START Exercise data
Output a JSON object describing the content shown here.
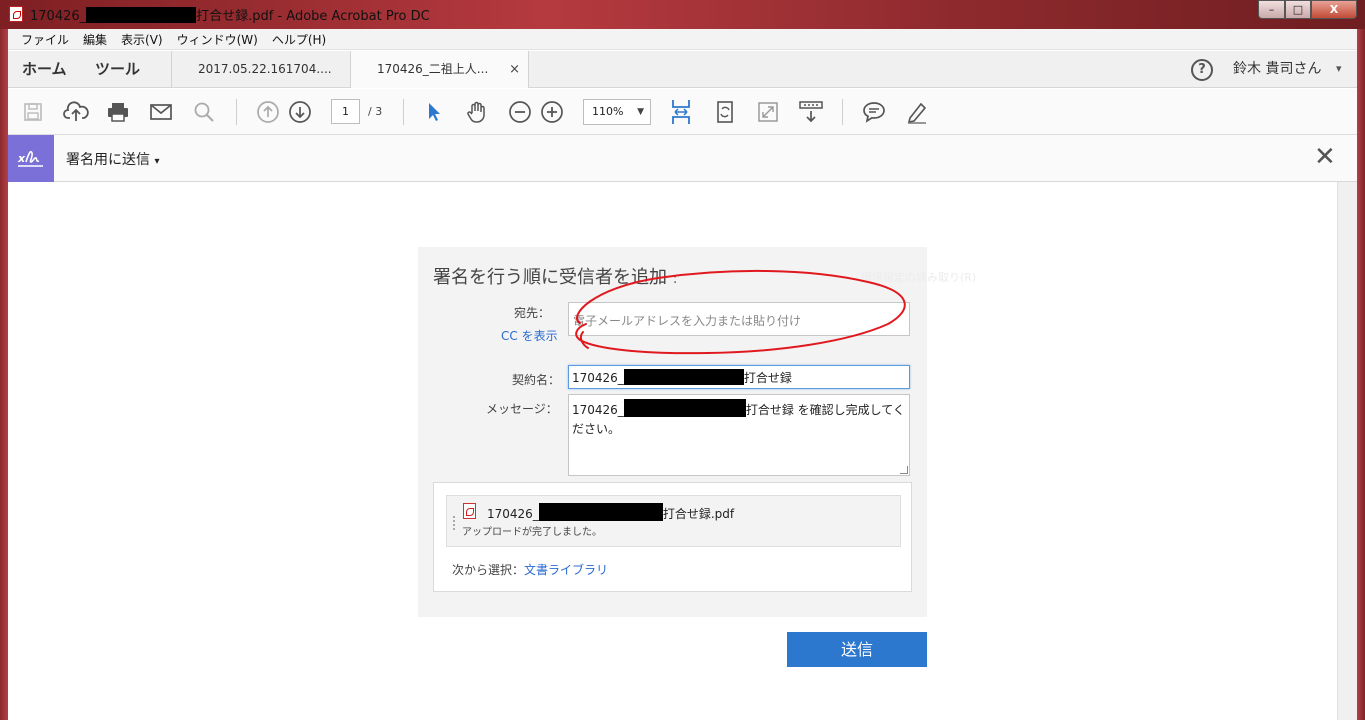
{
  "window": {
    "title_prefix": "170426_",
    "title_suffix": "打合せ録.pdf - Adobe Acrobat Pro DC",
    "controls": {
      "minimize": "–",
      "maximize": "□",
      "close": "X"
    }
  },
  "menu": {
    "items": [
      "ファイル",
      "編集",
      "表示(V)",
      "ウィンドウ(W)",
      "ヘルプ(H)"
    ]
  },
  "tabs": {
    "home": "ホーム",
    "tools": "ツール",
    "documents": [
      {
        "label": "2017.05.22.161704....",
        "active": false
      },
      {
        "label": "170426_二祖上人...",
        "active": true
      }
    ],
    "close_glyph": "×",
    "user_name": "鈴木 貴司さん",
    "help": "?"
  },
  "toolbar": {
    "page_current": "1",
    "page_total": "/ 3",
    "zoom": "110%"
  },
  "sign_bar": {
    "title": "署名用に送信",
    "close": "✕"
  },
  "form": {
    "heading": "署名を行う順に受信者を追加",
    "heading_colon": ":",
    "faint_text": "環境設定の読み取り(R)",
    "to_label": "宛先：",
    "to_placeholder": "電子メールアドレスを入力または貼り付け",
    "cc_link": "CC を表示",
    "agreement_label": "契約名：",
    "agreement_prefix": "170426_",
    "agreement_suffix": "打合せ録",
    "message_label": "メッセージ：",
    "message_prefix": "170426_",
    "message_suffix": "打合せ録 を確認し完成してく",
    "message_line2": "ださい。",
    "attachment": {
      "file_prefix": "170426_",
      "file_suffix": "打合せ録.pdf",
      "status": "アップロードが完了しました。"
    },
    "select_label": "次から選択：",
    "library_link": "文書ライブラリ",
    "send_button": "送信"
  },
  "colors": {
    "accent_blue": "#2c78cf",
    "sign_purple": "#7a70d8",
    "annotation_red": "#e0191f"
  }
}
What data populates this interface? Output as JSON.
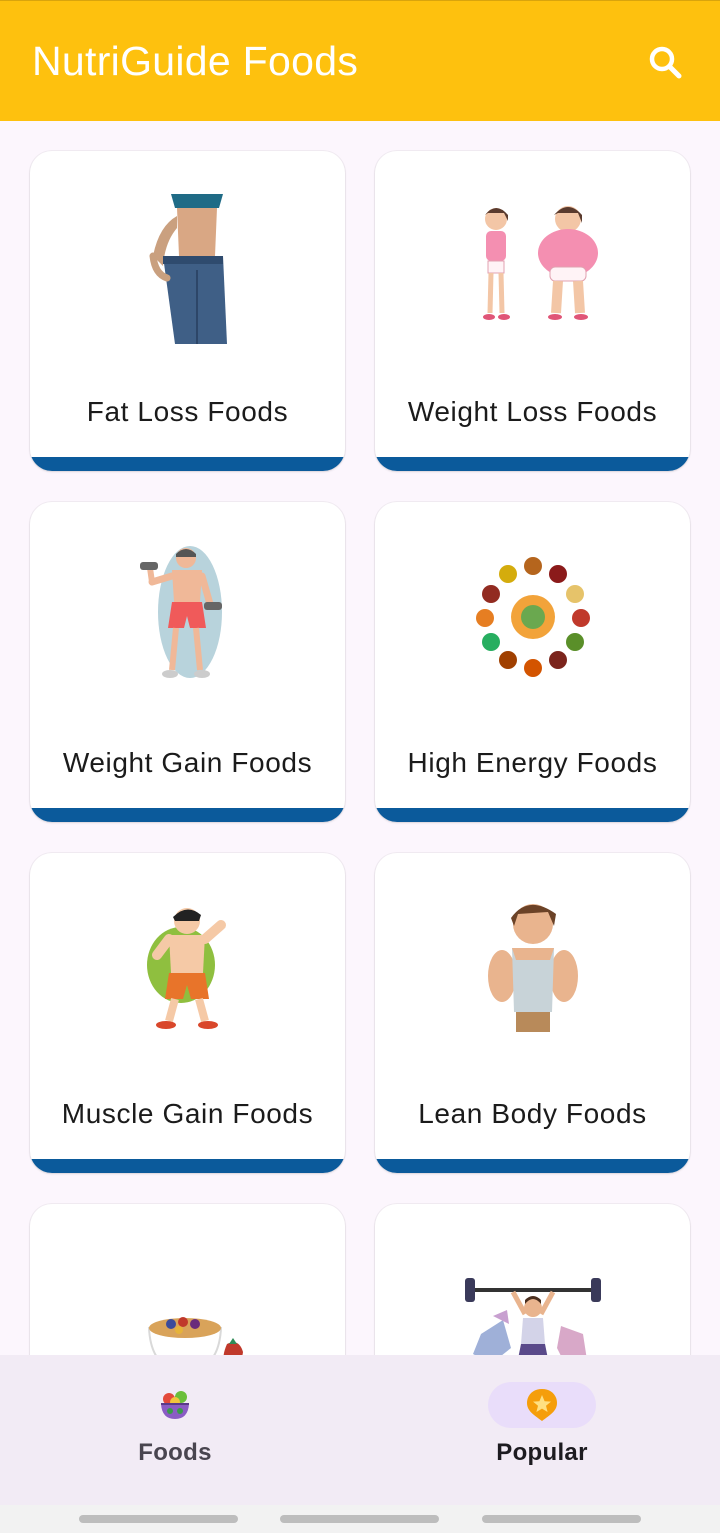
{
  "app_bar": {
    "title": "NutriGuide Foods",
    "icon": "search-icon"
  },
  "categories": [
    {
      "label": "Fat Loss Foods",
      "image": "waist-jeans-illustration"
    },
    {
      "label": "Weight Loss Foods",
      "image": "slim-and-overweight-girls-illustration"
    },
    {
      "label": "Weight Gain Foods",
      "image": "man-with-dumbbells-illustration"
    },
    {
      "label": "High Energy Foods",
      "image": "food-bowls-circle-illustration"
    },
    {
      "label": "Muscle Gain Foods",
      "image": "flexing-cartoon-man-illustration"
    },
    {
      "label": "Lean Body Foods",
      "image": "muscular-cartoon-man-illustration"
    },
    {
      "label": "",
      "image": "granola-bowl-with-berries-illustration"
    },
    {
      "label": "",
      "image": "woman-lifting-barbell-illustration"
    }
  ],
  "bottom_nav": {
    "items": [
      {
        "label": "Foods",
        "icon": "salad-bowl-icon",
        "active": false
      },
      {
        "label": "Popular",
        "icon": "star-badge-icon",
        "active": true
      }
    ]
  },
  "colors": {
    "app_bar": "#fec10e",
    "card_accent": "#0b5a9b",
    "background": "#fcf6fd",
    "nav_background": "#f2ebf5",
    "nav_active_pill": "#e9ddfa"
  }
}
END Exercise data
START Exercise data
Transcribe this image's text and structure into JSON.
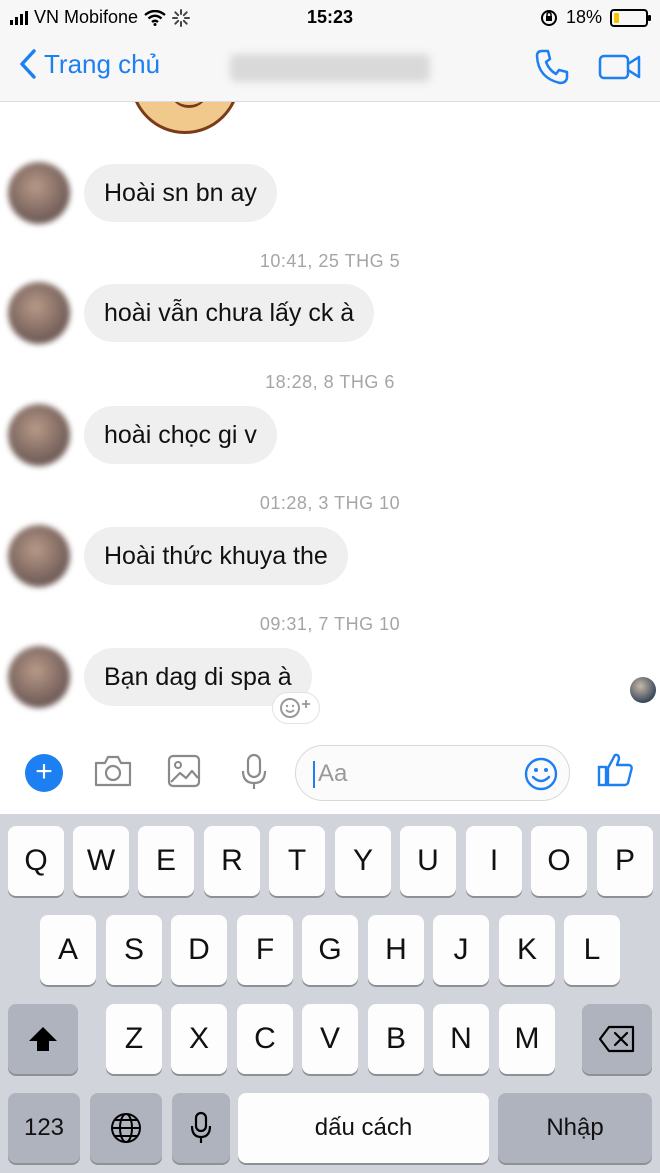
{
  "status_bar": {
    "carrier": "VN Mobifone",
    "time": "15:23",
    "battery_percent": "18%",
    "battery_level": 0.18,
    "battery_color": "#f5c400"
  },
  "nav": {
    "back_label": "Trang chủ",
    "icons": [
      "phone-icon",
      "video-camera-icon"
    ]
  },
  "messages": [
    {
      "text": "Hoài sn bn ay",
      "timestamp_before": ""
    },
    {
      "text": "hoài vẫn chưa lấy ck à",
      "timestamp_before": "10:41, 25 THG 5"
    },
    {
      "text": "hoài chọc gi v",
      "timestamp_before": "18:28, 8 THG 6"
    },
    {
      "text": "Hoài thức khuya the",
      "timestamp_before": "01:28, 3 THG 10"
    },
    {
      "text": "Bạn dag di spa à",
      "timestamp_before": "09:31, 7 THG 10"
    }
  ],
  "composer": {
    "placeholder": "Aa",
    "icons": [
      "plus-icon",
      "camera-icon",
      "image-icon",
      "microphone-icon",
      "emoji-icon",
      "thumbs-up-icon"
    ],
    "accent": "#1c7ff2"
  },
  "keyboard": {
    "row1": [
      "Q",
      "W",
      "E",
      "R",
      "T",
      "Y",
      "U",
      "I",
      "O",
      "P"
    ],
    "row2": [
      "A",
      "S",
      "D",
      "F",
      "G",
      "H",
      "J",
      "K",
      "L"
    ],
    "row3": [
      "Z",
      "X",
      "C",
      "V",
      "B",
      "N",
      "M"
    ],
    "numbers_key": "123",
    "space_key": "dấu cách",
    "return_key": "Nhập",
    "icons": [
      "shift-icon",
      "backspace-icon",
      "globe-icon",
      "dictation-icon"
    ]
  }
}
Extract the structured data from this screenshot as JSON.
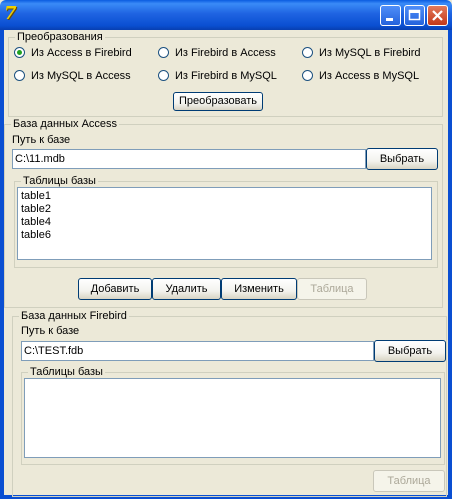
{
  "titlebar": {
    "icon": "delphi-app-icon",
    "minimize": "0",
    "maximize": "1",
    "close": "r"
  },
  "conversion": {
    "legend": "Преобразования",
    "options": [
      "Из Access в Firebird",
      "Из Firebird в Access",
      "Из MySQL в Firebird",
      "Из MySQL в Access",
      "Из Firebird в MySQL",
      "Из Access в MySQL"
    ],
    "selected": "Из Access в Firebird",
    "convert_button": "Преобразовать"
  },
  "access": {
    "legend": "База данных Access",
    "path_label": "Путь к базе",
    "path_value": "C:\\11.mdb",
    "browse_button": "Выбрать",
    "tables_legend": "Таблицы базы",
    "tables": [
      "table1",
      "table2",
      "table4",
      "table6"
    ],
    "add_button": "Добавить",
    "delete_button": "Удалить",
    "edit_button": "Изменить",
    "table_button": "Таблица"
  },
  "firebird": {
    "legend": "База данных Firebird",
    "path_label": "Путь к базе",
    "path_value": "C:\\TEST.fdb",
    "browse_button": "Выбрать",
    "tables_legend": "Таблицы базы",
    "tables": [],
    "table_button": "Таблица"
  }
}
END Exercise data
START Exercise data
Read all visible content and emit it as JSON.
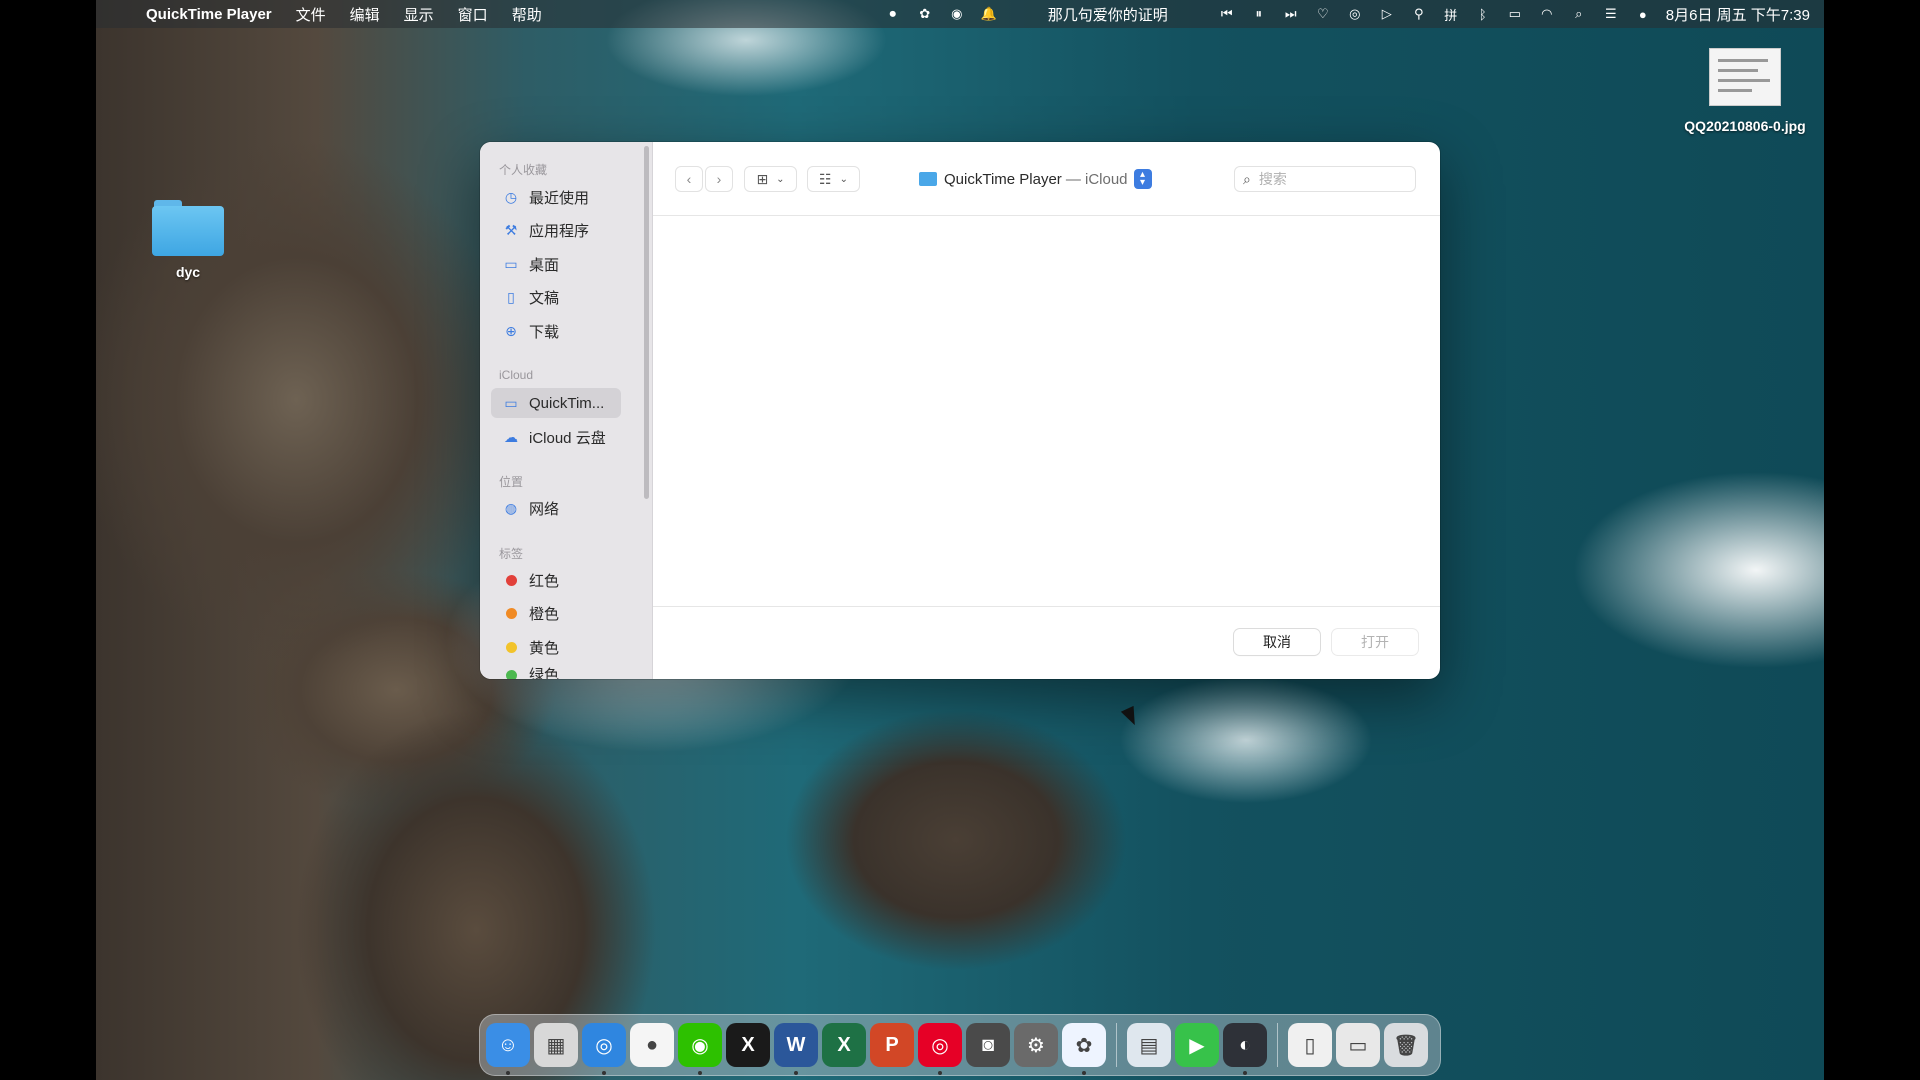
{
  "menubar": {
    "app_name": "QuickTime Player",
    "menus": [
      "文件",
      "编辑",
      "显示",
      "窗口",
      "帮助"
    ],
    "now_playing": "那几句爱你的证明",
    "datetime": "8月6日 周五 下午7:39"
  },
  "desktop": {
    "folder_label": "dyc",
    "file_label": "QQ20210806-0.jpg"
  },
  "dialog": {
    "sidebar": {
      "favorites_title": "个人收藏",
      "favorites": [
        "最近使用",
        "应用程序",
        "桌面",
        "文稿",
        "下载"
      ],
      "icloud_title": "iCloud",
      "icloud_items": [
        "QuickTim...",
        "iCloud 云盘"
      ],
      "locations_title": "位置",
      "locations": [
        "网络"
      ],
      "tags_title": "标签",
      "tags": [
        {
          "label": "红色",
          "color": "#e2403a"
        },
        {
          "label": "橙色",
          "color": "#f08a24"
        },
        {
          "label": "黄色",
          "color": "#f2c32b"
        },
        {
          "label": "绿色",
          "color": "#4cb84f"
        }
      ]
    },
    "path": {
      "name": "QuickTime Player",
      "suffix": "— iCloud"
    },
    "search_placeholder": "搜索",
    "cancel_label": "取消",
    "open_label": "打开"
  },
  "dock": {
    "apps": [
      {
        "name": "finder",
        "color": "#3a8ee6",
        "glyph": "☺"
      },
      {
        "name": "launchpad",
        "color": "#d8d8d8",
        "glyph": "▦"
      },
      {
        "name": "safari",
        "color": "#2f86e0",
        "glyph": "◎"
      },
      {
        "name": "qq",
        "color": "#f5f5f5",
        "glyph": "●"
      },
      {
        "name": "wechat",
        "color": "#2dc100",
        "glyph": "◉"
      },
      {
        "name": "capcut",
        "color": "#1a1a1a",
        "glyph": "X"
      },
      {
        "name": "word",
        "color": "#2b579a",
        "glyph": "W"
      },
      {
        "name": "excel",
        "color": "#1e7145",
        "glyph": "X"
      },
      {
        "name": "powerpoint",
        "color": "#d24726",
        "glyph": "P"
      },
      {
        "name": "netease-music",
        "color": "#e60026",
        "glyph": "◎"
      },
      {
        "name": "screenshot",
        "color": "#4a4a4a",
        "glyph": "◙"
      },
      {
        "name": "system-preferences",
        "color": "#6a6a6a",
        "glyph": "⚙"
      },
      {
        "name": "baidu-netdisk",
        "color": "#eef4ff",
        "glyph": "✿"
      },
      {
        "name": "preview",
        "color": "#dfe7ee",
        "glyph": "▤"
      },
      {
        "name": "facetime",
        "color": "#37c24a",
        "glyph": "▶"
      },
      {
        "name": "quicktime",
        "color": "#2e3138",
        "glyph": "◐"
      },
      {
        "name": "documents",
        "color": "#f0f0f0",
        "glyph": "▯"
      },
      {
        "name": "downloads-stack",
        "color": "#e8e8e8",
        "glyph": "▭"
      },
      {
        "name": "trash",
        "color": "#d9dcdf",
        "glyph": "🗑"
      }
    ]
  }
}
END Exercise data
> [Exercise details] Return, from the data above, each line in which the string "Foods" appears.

> [Your response]
    "title": "NutriGuide Foods",
      "label": "Fat Loss Foods",
      "label": "Weight Loss Foods",
      "label": "Weight Gain Foods",
      "label": "High Energy Foods",
      "label": "Muscle Gain Foods",
      "label": "Lean Body Foods",
        "label": "Foods",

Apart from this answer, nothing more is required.